I think that is something that will continue to go forward in the future. It's like, why is there Spotify? Spotify exists in the music industry to help us discover the good stuff from all the range of music that is out there. Why are there speakers' bureaus? Because they are the Spotify of the content industry. Hey, I just coined a phrase there. That's pretty cool.
Gail Davis: Yeah, I like it.
Kyle Davis: We're going to edit that one out.
Jim Carroll: That's really what it's all about. People need that guidance and assistance to discover what's real and what's good out there.
Gail Davis: That's awesome.
Kyle Davis: I think that's kind of a good jump-off, if you will. If you guys are interested in learning more about Jim Carroll, you can visit his website ... which I'm pulling it up right now. I believe it's jimcarroll.com. That's J-I-M-C-A-R-R-O-L-L dot com. You can also visit GDA Podcast for more audio clips and transcripts and blog posts. If you're interested in booking Jim for your next speaking engagement, or for half-day seminars, or whatever customized content that he will provide for you, you can visit GDA Speakers, or call 214-420-1999. Thanks, Jim.

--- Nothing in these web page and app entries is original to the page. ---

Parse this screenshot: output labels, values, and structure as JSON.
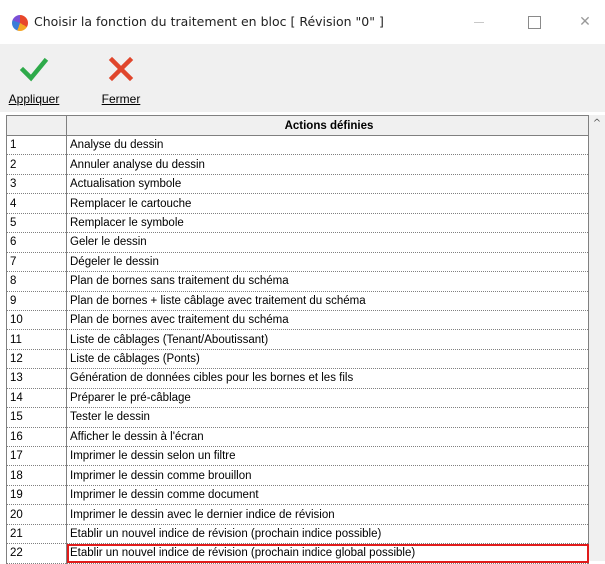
{
  "window": {
    "title": "Choisir la fonction du traitement en bloc [ Révision \"0\" ]",
    "minimize_glyph": "—",
    "close_glyph": "✕"
  },
  "toolbar": {
    "apply_label": "Appliquer",
    "apply_icon": "checkmark-icon",
    "apply_color": "#2eaa4a",
    "close_label": "Fermer",
    "close_icon": "cross-icon",
    "close_color": "#e0462c"
  },
  "table": {
    "header_num": "",
    "header_action": "Actions définies",
    "highlight_color": "#e01b1b",
    "highlighted_row": 22,
    "rows": [
      {
        "num": "1",
        "action": "Analyse du dessin"
      },
      {
        "num": "2",
        "action": "Annuler analyse du dessin"
      },
      {
        "num": "3",
        "action": "Actualisation symbole"
      },
      {
        "num": "4",
        "action": "Remplacer le cartouche"
      },
      {
        "num": "5",
        "action": "Remplacer le symbole"
      },
      {
        "num": "6",
        "action": "Geler le dessin"
      },
      {
        "num": "7",
        "action": "Dégeler le dessin"
      },
      {
        "num": "8",
        "action": "Plan de bornes sans traitement du schéma"
      },
      {
        "num": "9",
        "action": "Plan de bornes + liste câblage avec traitement du schéma"
      },
      {
        "num": "10",
        "action": "Plan de bornes avec traitement du schéma"
      },
      {
        "num": "11",
        "action": "Liste de câblages (Tenant/Aboutissant)"
      },
      {
        "num": "12",
        "action": "Liste de câblages (Ponts)"
      },
      {
        "num": "13",
        "action": "Génération de données cibles pour les bornes et les fils"
      },
      {
        "num": "14",
        "action": "Préparer le pré-câblage"
      },
      {
        "num": "15",
        "action": "Tester le dessin"
      },
      {
        "num": "16",
        "action": "Afficher le dessin à l'écran"
      },
      {
        "num": "17",
        "action": "Imprimer le dessin selon un filtre"
      },
      {
        "num": "18",
        "action": "Imprimer le dessin comme brouillon"
      },
      {
        "num": "19",
        "action": "Imprimer le dessin comme document"
      },
      {
        "num": "20",
        "action": "Imprimer le dessin avec le dernier indice de révision"
      },
      {
        "num": "21",
        "action": "Etablir un nouvel indice de révision (prochain indice possible)"
      },
      {
        "num": "22",
        "action": "Etablir un nouvel indice de révision (prochain indice global possible)"
      }
    ]
  },
  "scrollbar": {
    "up_glyph": "^"
  }
}
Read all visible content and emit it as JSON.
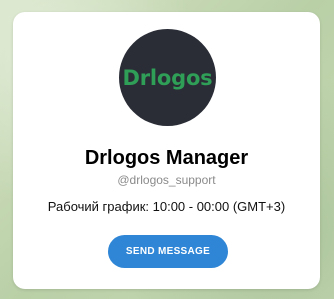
{
  "profile": {
    "avatar_text": "Drlogos",
    "name": "Drlogos Manager",
    "username": "@drlogos_support",
    "bio": "Рабочий график: 10:00 - 00:00 (GMT+3)"
  },
  "actions": {
    "send_label": "SEND MESSAGE"
  },
  "colors": {
    "button": "#2f86d6",
    "avatar_bg": "#2a2d36",
    "avatar_text": "#2f9e57",
    "card_bg": "#ffffff"
  }
}
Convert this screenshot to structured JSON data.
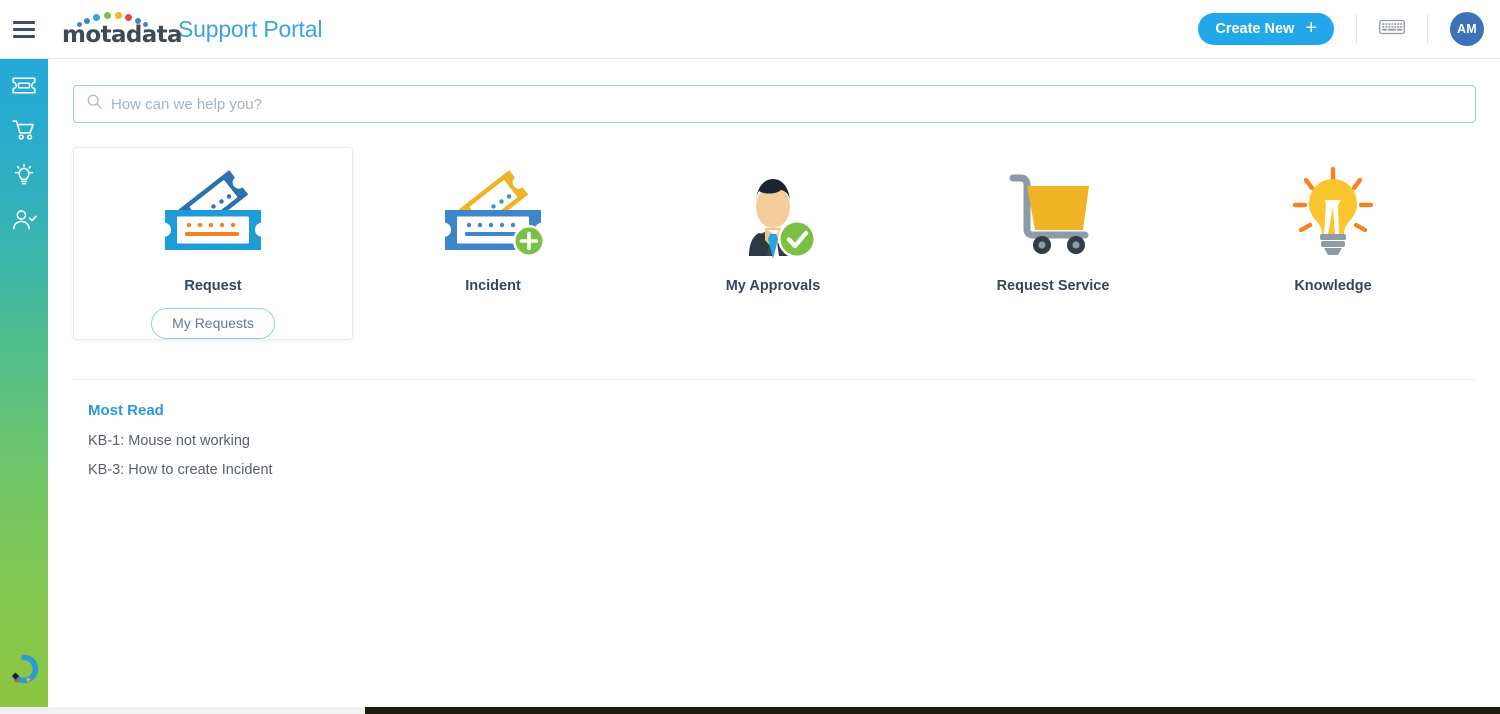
{
  "header": {
    "menu_icon": "hamburger-menu-icon",
    "logo_word": "motadata",
    "logo_dots_icon": "motadata-dots-logo-icon",
    "portal_title": "Support Portal",
    "create_new_label": "Create New",
    "create_new_plus": "+",
    "keyboard_icon": "keyboard-icon",
    "avatar_initials": "AM"
  },
  "sidebar": {
    "items": [
      {
        "name": "sidebar-item-tickets",
        "icon": "ticket-icon"
      },
      {
        "name": "sidebar-item-service-catalog",
        "icon": "shopping-cart-icon"
      },
      {
        "name": "sidebar-item-knowledge",
        "icon": "lightbulb-icon"
      },
      {
        "name": "sidebar-item-approvals",
        "icon": "user-check-icon"
      }
    ],
    "bottom_logo_icon": "motadata-circle-logo-icon"
  },
  "search": {
    "placeholder": "How can we help you?",
    "value": "",
    "icon": "search-icon"
  },
  "tiles": [
    {
      "label": "Request",
      "icon": "request-tickets-icon",
      "featured": true,
      "cta_label": "My Requests"
    },
    {
      "label": "Incident",
      "icon": "incident-ticket-plus-icon",
      "featured": false,
      "cta_label": ""
    },
    {
      "label": "My Approvals",
      "icon": "user-approval-check-icon",
      "featured": false,
      "cta_label": ""
    },
    {
      "label": "Request Service",
      "icon": "shopping-cart-icon",
      "featured": false,
      "cta_label": ""
    },
    {
      "label": "Knowledge",
      "icon": "lightbulb-idea-icon",
      "featured": false,
      "cta_label": ""
    }
  ],
  "most_read": {
    "heading": "Most Read",
    "articles": [
      "KB-1: Mouse not working",
      "KB-3: How to create Incident"
    ]
  },
  "colors": {
    "accent_blue": "#22a7e8",
    "title_blue": "#3aa3e3",
    "heading_blue": "#2b9ad6",
    "avatar_blue": "#3b72b8",
    "sidebar_top": "#24a8d8",
    "sidebar_bottom": "#8cc63f",
    "ticket_dark_blue": "#2c6fb5",
    "ticket_light_blue": "#1e9cd7",
    "ticket_yellow": "#f0b323",
    "cart_yellow": "#f0b323",
    "bulb_yellow": "#fbc52d",
    "ray_orange": "#f58220",
    "check_green": "#7ac143",
    "text_dark": "#37475a",
    "text_gray": "#57626c"
  }
}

Gail Davis: Thank you, Jim!
Jim Carroll: Okay, thank you. Thank you.